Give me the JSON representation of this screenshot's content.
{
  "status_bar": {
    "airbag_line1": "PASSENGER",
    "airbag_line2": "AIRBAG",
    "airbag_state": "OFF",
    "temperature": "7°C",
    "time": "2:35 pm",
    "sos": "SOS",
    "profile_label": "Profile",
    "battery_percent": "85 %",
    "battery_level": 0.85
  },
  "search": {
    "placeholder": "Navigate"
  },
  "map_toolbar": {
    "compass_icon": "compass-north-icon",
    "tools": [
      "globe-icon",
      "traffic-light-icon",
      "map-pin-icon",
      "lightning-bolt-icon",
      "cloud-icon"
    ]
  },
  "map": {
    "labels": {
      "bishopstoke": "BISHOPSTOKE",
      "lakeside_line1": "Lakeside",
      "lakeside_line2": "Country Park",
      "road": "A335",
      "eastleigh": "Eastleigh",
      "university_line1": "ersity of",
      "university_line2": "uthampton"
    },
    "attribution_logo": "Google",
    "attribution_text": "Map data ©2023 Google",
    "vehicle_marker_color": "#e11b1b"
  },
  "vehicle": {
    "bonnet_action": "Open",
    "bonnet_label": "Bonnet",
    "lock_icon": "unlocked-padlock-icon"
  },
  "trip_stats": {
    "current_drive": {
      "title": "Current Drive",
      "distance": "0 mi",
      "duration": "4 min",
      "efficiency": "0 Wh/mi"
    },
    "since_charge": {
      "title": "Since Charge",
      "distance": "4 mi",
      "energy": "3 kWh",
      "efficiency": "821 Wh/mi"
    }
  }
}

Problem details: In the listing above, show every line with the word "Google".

Answer to this task:
    "attribution_logo": "Google",
    "attribution_text": "Map data ©2023 Google",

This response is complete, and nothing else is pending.